Exercise requirements
Search the entries below. Return every line that has "label" in it.

Stored data
──────────
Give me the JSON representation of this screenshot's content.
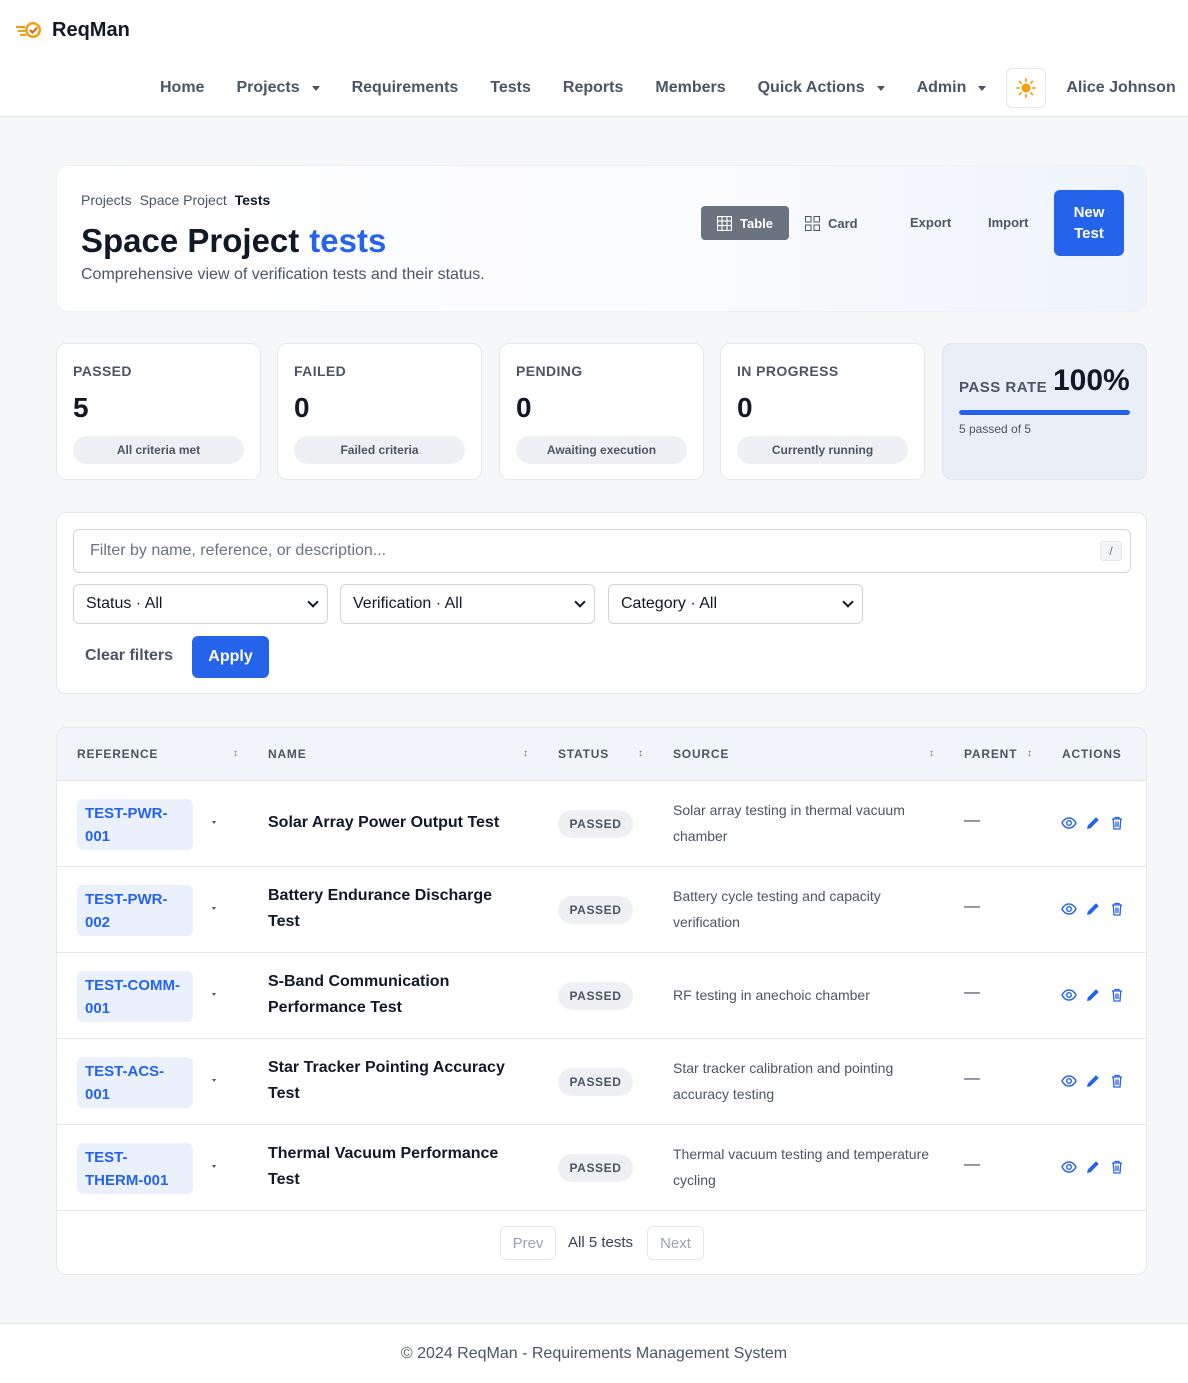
{
  "app": {
    "name": "ReqMan"
  },
  "nav": {
    "home": "Home",
    "projects": "Projects",
    "requirements": "Requirements",
    "tests": "Tests",
    "reports": "Reports",
    "members": "Members",
    "quick_actions": "Quick Actions",
    "admin": "Admin",
    "user": "Alice Johnson",
    "theme_icon": "sun-icon"
  },
  "breadcrumb": {
    "projects": "Projects",
    "project": "Space Project",
    "current": "Tests"
  },
  "page": {
    "title": "Space Project",
    "title_accent": "tests",
    "subtitle": "Comprehensive view of verification tests and their status."
  },
  "toolbar": {
    "table": "Table",
    "card": "Card",
    "export": "Export",
    "import": "Import",
    "new_test": "New Test"
  },
  "stats": {
    "passed": {
      "label": "PASSED",
      "value": "5",
      "caption": "All criteria met"
    },
    "failed": {
      "label": "FAILED",
      "value": "0",
      "caption": "Failed criteria"
    },
    "pending": {
      "label": "PENDING",
      "value": "0",
      "caption": "Awaiting execution"
    },
    "in_progress": {
      "label": "IN PROGRESS",
      "value": "0",
      "caption": "Currently running"
    },
    "pass_rate": {
      "label": "PASS RATE",
      "value": "100%",
      "fraction": 1.0,
      "caption": "5 passed of 5"
    }
  },
  "filters": {
    "search_placeholder": "Filter by name, reference, or description...",
    "search_shortcut": "/",
    "status": "Status · All",
    "verification": "Verification · All",
    "category": "Category · All",
    "clear": "Clear filters",
    "apply": "Apply"
  },
  "table": {
    "headers": {
      "reference": "REFERENCE",
      "name": "NAME",
      "status": "STATUS",
      "source": "SOURCE",
      "parent": "PARENT",
      "actions": "ACTIONS"
    },
    "sort_icon": "↕",
    "rows": [
      {
        "ref": "TEST-PWR-001",
        "name": "Solar Array Power Output Test",
        "status": "PASSED",
        "source": "Solar array testing in thermal vacuum chamber",
        "parent": "—"
      },
      {
        "ref": "TEST-PWR-002",
        "name": "Battery Endurance Discharge Test",
        "status": "PASSED",
        "source": "Battery cycle testing and capacity verification",
        "parent": "—"
      },
      {
        "ref": "TEST-COMM-001",
        "name": "S-Band Communication Performance Test",
        "status": "PASSED",
        "source": "RF testing in anechoic chamber",
        "parent": "—"
      },
      {
        "ref": "TEST-ACS-001",
        "name": "Star Tracker Pointing Accuracy Test",
        "status": "PASSED",
        "source": "Star tracker calibration and pointing accuracy testing",
        "parent": "—"
      },
      {
        "ref": "TEST-THERM-001",
        "name": "Thermal Vacuum Performance Test",
        "status": "PASSED",
        "source": "Thermal vacuum testing and temperature cycling",
        "parent": "—"
      }
    ]
  },
  "pagination": {
    "prev": "Prev",
    "info": "All 5 tests",
    "next": "Next"
  },
  "footer": {
    "text": "© 2024 ReqMan - Requirements Management System"
  },
  "colors": {
    "accent": "#2563eb",
    "muted": "#4b5563"
  }
}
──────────
Reply to the exercise
      "label": "PASSED",
      "label": "FAILED",
      "label": "PENDING",
      "label": "IN PROGRESS",
      "label": "PASS RATE",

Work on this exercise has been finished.